Despite only having 6,500 miles on the SUV, the front seat bolsters had crumpled enough under stress to show a troubling amount of wear and tear. The light seat color made the wrinkles stand out more than they likely would with darker colors. It’s also one of the first things your eye is drawn to when the car’s door opens because of the vehicle’s height.
Additionally, you’ll see the elegant finishes and sculpted lines of the Navigator’s dashboard and center stack. Despite having a 10-inch touch screen display that appears to be stuck on like an afterthought, the Navigator’s interior shines with fresh technology and appropriate sophistication. The font on the screen and the head up display was too thin for my taste, but that’s being nitpicky.
The uncluttered nature of the interior carries over to the supple and comfortable seats. Adults will find themselves with plenty of room to be chauffeured in the second row while the third row is best left to children or small adults.

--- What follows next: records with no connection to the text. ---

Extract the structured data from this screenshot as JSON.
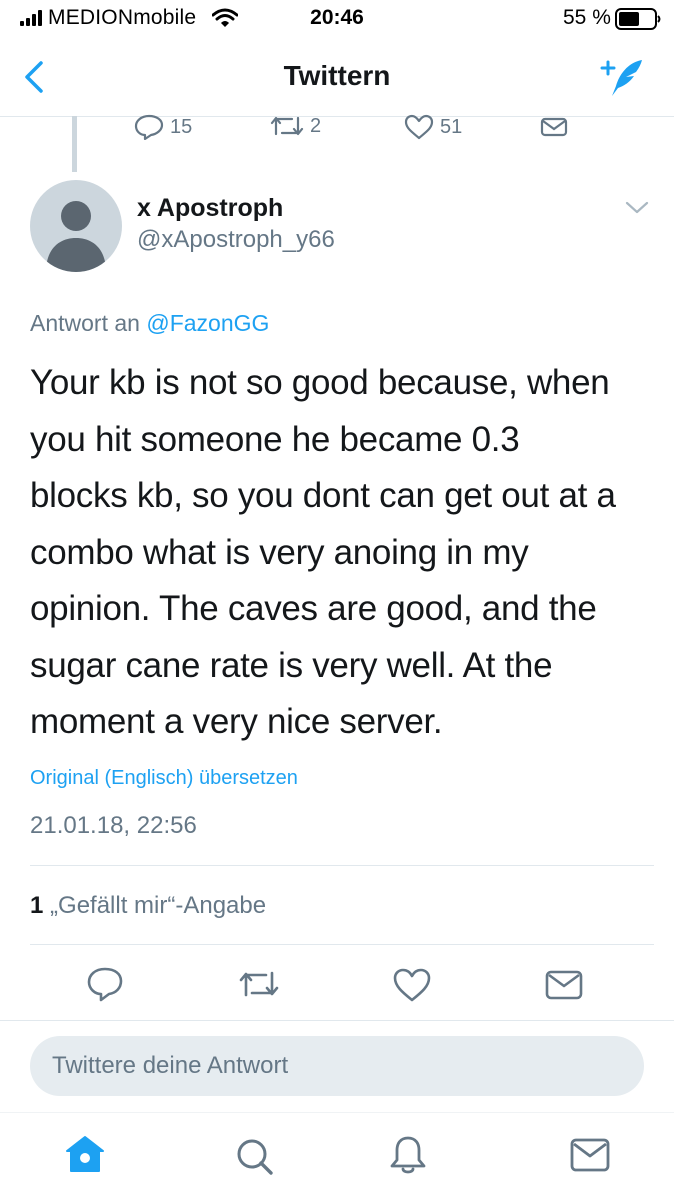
{
  "status_bar": {
    "carrier": "MEDIONmobile",
    "time": "20:46",
    "battery": "55 %"
  },
  "nav": {
    "title": "Twittern",
    "back_icon": "chevron-left-icon",
    "compose_icon": "compose-tweet-icon"
  },
  "previous_tweet": {
    "replies": "15",
    "retweets": "2",
    "likes": "51"
  },
  "tweet": {
    "display_name": "x Apostroph",
    "handle": "@xApostroph_y66",
    "reply_prefix": "Antwort an",
    "reply_to": "@FazonGG",
    "lines": [
      "Your kb is not so good because, when",
      "you hit someone he became 0.3",
      "blocks kb, so you dont can get out at a",
      "combo what is very anoing in my",
      "opinion. The caves are good, and the",
      "sugar cane rate is very well. At the",
      "moment a very nice server."
    ],
    "translate": "Original (Englisch) übersetzen",
    "timestamp": "21.01.18, 22:56",
    "like_count": "1",
    "like_label": "„Gefällt mir“-Angabe"
  },
  "reply_placeholder": "Twittere deine Antwort",
  "colors": {
    "accent": "#1da1f2",
    "secondary_text": "#657786",
    "divider": "#e1e8ed",
    "reply_box": "#e6ecf0"
  },
  "tab_bar": [
    "home-icon",
    "search-icon",
    "notifications-icon",
    "messages-icon"
  ]
}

Second row seating in the model I drove included the ability to open and close the sunroof’s sunshade as well as controls for the sound system. This would be great for when the car is being used for livery service but when you’re tooling around town with the kids, it can start a battle that ends in no one getting dessert.

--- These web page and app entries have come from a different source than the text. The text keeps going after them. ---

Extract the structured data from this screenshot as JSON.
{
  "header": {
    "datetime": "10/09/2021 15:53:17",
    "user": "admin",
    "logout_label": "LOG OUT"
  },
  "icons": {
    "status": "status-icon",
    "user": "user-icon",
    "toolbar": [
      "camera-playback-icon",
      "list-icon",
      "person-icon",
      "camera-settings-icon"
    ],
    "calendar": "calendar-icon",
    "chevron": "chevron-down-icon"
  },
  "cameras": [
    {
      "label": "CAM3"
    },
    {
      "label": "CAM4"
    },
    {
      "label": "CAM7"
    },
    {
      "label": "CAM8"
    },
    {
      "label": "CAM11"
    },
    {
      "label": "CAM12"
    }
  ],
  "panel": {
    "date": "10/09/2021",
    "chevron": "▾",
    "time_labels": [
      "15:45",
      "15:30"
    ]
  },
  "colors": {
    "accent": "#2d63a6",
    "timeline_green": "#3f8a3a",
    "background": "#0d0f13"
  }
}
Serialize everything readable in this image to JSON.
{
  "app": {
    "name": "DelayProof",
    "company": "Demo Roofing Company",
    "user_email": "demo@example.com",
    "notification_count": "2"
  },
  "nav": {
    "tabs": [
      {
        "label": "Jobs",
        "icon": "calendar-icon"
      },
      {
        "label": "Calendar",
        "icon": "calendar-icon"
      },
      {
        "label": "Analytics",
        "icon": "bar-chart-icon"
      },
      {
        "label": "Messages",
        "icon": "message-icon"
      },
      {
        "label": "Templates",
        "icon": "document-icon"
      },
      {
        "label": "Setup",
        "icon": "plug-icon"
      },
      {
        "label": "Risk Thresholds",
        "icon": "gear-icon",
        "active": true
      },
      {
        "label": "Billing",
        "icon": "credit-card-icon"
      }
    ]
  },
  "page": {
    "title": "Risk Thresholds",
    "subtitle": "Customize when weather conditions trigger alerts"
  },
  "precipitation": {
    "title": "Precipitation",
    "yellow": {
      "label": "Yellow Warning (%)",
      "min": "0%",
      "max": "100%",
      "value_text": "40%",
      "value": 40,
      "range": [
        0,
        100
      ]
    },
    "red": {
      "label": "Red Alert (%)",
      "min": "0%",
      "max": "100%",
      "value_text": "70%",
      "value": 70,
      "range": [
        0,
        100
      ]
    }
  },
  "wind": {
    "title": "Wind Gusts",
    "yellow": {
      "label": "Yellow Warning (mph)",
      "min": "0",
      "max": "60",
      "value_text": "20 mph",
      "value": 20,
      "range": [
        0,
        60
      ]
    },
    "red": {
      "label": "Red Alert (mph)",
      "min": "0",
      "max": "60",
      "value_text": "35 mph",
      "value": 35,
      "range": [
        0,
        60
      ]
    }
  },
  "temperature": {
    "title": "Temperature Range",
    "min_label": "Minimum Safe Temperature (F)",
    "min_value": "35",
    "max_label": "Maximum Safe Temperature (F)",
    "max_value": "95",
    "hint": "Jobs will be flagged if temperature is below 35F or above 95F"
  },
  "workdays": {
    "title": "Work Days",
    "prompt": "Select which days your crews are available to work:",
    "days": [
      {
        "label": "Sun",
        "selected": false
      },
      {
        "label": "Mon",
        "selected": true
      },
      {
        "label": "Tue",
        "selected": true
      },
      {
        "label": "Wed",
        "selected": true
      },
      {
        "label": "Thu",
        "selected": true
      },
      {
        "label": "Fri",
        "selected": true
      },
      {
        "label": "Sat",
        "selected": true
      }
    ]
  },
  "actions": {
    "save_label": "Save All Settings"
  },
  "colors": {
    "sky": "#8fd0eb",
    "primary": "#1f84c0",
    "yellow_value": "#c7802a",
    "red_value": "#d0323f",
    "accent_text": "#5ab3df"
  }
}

In my super professional sounding opinion, the cargo capacity of the Navigator is just fine. There’s nothing extraordinary about it one way or the other. There’s a fair amount of in-cabin storage that is enough for most anything you’d want to store. A large hobo-style purse comfortably fits in the center console if you store the pencil tray somewhere else.
The safety features of the Navigator are unobtrusive but work well enough that you never question whether or not the vehicle is actually equipped with them.
Put the handling and the size of the vehicle together and you get a cumbersome experience behind the wheel. You’ll be comfortable during the ride because the SUV absorbs most of the road’s imperfections, but you won’t want to be the one driving it. The Navigator is a SUV best to be chauffeured in, matching luxury styling with a luxurious ride.